Aug 13, 2009, 6:37 AM
The training was geared towards getting the stakeholders au fait with ways and means to better manage chemical substances for the ultimate enforcement of existing laws to monitor, control and manage POPs and hazardous waste.
NEA Executive Director Ndey Bakurine said The Gambia government has ratified many international and multilateral environmental agreements as a demonstration of the government’s commitment in the global effort for the sound management of the environment.
Such agreements and conventions include the Stockholm Convention, the Bamako Convention, the Montreal Protocol, and the sub-regional common regulation for registration of pesticides in the Sahel region.
The agreements are geared towards reducing the movement of hazardous waste between nations, and specifically to prevent the transfer of hazardous waste from developed to least developed countries.

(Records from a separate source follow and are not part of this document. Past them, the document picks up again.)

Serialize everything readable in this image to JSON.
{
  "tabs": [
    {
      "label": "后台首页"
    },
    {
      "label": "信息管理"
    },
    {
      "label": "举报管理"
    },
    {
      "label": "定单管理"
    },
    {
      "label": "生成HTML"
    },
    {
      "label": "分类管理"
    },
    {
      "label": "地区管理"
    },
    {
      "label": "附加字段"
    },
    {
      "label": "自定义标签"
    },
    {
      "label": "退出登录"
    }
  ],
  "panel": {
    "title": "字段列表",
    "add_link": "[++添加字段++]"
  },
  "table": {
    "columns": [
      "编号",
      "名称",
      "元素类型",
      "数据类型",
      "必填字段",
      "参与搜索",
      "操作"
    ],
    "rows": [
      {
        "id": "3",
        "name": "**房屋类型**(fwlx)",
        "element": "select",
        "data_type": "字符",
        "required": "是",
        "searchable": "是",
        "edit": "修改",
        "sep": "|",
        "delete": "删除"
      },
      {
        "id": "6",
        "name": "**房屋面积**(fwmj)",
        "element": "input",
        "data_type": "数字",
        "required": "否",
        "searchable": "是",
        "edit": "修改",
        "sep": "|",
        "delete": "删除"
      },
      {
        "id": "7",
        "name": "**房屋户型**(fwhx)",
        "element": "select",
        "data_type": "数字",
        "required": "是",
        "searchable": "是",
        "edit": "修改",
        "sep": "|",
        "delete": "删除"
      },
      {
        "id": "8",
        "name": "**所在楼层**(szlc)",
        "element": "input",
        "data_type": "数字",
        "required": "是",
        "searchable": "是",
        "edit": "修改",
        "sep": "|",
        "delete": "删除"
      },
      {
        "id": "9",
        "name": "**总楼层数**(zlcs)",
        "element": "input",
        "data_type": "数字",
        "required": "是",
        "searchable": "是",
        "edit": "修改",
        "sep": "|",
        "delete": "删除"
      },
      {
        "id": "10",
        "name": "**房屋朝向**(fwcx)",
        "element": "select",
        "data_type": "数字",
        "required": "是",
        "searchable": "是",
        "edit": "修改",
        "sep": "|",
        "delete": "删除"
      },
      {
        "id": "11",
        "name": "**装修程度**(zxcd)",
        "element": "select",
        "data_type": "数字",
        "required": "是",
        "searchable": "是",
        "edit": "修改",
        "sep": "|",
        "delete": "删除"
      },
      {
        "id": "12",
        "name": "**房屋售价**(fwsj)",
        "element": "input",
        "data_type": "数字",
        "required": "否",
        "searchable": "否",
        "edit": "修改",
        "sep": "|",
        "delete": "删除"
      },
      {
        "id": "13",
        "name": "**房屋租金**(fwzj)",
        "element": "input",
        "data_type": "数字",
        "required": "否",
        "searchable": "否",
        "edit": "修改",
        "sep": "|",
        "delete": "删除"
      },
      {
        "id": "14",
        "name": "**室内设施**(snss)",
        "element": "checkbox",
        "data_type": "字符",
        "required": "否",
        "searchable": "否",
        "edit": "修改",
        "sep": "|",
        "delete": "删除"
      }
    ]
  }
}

Madam Bakurine said chemicals are important determinants of sustainable development, environment health and quality of life.
“While the use of chemicals in all human activities e.g. agriculture, health, energy production, and manufacturing contribute to improving the quality of life, it also raise concerns about its harmful effect on workers, consumers, the environment and society at large,” she said.
“Furthermore, accidental disposal of chemicals may permanently damage soil, water and air.”
The NEA executive director explained
that public awareness on environmental issues and community participation in
planning and implementation of environmental management schemes have helped
greatly in raising understanding for the citizenry.